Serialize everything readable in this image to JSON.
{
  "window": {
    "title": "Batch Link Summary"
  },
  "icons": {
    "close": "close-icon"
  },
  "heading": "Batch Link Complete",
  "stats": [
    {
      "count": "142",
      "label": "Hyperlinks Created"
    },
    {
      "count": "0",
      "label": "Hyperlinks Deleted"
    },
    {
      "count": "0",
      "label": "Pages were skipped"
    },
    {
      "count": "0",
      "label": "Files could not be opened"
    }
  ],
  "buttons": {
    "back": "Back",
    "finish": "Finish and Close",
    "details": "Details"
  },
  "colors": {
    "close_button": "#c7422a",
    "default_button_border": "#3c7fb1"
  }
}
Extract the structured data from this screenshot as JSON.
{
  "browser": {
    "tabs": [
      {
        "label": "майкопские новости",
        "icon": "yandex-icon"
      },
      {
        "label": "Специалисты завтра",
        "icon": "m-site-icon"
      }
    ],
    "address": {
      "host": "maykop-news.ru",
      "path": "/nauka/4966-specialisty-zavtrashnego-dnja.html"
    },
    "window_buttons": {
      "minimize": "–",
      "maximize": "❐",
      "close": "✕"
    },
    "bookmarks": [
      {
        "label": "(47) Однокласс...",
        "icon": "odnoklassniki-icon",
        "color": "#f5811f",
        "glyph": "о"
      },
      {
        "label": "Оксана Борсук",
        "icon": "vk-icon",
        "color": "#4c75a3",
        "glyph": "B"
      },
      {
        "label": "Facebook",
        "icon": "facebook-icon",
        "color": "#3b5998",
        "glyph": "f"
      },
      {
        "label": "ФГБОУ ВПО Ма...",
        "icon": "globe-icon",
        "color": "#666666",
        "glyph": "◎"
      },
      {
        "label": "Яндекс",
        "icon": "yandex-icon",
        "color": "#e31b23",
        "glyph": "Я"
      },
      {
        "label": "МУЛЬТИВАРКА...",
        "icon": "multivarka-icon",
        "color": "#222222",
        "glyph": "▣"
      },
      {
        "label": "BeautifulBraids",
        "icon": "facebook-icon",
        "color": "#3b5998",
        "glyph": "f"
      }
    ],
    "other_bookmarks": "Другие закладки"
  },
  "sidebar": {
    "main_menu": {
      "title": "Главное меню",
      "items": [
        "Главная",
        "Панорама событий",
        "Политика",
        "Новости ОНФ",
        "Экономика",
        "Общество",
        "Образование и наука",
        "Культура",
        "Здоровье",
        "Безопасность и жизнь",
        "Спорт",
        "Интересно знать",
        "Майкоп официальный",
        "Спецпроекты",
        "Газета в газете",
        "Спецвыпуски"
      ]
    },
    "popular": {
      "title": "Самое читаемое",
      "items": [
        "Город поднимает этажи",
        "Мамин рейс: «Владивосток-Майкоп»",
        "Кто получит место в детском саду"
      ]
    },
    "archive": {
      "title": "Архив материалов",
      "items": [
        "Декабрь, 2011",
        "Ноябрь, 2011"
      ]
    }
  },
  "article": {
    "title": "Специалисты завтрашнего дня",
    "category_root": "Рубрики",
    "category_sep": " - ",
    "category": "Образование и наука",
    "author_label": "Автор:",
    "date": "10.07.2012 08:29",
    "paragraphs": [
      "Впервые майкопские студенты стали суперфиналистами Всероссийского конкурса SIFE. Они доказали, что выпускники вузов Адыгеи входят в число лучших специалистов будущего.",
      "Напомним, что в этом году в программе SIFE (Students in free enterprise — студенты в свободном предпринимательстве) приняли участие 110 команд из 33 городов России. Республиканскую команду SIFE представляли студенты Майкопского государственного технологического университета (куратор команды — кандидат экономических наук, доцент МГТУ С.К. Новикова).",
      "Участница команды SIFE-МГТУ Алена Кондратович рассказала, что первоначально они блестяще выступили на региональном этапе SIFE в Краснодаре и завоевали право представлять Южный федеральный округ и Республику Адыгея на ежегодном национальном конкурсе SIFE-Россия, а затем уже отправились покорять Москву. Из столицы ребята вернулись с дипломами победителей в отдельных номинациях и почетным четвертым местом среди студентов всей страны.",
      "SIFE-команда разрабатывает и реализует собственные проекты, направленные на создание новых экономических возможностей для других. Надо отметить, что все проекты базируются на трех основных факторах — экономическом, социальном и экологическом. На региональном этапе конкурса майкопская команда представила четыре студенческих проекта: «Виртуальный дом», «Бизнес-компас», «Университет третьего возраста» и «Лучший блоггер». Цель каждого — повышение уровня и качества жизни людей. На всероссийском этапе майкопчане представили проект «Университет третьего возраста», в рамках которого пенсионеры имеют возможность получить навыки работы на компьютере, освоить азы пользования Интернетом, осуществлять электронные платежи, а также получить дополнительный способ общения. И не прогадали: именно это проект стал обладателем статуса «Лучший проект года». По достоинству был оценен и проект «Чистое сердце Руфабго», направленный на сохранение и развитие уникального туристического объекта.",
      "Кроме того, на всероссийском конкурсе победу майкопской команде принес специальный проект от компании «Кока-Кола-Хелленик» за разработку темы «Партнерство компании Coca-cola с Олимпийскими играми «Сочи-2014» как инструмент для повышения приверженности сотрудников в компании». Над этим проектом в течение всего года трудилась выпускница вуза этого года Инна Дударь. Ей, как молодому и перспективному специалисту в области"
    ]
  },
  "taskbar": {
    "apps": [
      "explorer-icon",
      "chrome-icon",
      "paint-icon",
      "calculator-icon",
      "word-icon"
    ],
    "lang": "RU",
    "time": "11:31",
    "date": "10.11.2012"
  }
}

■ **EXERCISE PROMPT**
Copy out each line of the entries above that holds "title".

■ **TASK RESPONSE**
    "title": "Batch Link Summary"
      "title": "Главное меню",
      "title": "Самое читаемое",
      "title": "Архив материалов",
    "title": "Специалисты завтрашнего дня",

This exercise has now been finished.